---- Data for review

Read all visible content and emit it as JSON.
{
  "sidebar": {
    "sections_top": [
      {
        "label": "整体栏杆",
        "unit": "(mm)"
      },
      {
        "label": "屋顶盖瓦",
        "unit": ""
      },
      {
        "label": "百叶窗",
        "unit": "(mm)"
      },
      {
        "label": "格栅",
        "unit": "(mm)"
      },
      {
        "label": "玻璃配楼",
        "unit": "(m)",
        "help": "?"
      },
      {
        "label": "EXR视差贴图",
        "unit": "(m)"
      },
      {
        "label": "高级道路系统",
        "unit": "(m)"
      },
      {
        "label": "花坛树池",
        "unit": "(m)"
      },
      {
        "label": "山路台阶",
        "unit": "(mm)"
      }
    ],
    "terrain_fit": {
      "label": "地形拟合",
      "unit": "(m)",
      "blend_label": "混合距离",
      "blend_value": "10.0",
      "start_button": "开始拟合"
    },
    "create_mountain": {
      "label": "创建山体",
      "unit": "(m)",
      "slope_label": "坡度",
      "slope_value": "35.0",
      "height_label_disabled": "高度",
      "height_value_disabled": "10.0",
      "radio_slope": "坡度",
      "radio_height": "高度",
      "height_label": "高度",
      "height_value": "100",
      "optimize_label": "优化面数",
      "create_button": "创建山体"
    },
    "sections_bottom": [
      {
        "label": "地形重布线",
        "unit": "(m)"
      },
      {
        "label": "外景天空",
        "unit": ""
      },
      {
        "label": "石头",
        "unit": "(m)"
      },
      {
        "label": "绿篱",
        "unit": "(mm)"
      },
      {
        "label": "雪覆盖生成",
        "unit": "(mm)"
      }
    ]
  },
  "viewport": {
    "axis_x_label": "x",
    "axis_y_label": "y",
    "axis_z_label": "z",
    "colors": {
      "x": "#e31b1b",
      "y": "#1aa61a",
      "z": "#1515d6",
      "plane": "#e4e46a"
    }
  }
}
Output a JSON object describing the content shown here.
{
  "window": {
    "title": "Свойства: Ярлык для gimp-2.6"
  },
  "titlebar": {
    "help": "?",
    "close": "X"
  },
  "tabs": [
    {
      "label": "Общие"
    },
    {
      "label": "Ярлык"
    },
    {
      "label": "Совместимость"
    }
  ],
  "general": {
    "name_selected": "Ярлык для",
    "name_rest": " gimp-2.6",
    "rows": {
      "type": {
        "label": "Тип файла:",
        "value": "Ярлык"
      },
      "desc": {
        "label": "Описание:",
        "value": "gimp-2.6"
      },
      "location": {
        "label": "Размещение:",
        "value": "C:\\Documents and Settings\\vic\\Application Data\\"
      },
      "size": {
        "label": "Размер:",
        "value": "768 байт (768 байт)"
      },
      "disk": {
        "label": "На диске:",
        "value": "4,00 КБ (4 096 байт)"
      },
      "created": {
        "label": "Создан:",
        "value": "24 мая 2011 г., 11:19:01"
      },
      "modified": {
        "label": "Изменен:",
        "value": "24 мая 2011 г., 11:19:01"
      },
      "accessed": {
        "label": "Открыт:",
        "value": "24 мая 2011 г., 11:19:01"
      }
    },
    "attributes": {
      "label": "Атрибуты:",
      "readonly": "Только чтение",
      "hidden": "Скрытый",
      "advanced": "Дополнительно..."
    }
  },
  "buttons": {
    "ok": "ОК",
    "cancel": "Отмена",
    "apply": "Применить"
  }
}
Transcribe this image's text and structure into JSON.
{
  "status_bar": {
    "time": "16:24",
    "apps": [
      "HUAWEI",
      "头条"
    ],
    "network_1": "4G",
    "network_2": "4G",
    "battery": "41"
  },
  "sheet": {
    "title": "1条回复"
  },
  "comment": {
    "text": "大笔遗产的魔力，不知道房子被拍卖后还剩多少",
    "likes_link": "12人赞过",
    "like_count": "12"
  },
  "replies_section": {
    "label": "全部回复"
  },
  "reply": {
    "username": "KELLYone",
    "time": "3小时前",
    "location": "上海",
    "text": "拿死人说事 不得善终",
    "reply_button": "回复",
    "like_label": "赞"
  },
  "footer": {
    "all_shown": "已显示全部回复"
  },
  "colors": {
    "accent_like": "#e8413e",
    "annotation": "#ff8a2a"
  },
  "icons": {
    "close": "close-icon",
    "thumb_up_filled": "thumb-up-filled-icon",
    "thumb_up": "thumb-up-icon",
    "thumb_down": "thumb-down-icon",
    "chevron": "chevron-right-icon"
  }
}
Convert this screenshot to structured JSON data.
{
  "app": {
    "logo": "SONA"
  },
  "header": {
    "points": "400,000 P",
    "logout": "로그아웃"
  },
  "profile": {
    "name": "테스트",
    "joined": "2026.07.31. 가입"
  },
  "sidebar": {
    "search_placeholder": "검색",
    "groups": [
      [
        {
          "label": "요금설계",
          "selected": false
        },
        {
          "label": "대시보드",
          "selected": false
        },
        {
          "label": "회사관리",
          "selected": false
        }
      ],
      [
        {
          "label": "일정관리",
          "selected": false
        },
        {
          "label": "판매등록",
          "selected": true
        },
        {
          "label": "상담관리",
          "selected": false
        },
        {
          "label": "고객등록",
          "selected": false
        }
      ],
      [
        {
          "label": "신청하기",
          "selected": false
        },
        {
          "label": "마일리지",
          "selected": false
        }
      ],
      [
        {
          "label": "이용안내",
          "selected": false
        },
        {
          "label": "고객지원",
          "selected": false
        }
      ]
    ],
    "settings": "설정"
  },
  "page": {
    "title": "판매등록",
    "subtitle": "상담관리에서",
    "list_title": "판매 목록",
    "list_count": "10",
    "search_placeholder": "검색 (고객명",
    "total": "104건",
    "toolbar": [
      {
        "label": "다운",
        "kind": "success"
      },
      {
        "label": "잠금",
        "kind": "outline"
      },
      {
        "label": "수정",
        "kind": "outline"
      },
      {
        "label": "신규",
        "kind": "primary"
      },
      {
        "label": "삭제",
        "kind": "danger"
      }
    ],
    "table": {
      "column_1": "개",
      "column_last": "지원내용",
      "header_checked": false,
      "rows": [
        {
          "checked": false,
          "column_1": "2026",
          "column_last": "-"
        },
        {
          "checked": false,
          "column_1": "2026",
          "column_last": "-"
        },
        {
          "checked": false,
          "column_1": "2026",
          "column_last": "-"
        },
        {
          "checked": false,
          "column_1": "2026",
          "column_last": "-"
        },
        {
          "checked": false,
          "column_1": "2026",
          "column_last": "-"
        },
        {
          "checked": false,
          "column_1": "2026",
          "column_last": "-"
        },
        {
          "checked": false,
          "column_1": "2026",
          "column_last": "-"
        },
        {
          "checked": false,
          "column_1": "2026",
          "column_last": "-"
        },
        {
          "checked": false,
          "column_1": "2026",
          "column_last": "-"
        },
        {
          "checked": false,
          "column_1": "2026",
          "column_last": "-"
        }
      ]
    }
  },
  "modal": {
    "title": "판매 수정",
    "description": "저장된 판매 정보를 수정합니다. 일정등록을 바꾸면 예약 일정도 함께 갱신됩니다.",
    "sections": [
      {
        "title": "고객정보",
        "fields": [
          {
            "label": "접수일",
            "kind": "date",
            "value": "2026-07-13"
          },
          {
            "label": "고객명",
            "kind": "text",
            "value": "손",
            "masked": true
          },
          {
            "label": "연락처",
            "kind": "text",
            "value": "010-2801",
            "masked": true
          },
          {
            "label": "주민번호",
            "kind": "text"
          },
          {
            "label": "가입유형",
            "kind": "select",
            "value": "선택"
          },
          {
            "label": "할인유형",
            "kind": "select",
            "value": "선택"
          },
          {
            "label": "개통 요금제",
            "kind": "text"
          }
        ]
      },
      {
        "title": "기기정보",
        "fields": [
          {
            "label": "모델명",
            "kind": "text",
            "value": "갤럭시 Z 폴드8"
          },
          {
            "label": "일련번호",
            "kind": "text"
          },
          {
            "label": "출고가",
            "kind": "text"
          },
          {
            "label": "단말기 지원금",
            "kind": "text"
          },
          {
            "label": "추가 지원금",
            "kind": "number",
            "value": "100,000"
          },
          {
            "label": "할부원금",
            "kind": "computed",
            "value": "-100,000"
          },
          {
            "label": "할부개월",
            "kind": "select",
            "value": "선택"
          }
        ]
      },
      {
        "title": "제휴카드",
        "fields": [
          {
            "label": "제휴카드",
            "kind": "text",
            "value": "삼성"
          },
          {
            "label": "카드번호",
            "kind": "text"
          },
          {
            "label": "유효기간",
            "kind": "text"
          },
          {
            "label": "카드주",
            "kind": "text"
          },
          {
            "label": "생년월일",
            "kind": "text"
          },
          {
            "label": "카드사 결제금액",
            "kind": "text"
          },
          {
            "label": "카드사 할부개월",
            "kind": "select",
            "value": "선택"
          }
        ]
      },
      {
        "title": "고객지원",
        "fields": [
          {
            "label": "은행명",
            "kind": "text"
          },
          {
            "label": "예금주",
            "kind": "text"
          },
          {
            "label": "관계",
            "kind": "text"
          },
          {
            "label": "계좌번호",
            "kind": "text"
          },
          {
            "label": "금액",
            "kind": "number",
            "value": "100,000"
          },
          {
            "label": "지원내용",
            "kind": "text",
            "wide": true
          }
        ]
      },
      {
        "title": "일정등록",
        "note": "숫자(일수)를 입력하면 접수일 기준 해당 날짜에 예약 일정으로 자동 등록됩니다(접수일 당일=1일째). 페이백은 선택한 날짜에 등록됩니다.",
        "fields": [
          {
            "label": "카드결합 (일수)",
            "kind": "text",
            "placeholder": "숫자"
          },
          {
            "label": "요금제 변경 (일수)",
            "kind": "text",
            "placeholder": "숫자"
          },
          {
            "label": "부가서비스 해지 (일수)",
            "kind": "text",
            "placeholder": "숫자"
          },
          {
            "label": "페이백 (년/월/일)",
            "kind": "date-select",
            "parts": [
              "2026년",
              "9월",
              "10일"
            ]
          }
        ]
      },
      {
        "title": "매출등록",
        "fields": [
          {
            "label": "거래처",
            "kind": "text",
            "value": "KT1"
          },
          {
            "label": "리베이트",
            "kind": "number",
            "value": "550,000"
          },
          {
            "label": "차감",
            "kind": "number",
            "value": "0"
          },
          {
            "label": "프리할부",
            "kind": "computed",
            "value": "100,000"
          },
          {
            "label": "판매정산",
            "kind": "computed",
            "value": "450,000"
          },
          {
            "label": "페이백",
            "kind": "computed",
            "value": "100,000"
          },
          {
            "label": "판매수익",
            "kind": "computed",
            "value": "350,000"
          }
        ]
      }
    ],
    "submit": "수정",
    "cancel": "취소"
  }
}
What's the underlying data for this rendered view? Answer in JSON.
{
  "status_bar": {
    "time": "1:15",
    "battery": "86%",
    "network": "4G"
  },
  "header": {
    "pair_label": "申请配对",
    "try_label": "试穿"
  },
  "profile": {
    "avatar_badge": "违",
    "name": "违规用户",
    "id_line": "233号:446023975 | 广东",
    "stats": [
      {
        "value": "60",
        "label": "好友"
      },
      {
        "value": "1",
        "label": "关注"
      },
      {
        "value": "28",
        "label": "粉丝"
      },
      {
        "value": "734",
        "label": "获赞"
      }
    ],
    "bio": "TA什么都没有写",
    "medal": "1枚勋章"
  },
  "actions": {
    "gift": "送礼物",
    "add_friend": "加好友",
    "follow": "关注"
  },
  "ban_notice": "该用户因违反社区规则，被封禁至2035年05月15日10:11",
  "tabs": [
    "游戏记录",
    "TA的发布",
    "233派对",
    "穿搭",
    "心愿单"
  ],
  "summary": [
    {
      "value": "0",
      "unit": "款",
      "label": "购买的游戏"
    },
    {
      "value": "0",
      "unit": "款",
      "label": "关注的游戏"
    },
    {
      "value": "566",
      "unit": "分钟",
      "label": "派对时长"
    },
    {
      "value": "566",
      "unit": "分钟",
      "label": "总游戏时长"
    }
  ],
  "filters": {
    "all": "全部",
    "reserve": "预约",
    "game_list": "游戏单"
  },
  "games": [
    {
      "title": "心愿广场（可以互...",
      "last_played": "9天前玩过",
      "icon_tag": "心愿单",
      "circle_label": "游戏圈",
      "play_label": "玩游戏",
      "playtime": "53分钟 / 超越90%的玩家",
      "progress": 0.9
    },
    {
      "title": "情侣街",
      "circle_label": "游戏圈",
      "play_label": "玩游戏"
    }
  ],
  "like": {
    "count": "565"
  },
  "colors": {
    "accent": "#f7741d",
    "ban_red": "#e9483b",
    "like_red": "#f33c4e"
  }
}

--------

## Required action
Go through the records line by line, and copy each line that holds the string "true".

## Your response
          "selected": true
            "masked": true
            "masked": true
            "wide": true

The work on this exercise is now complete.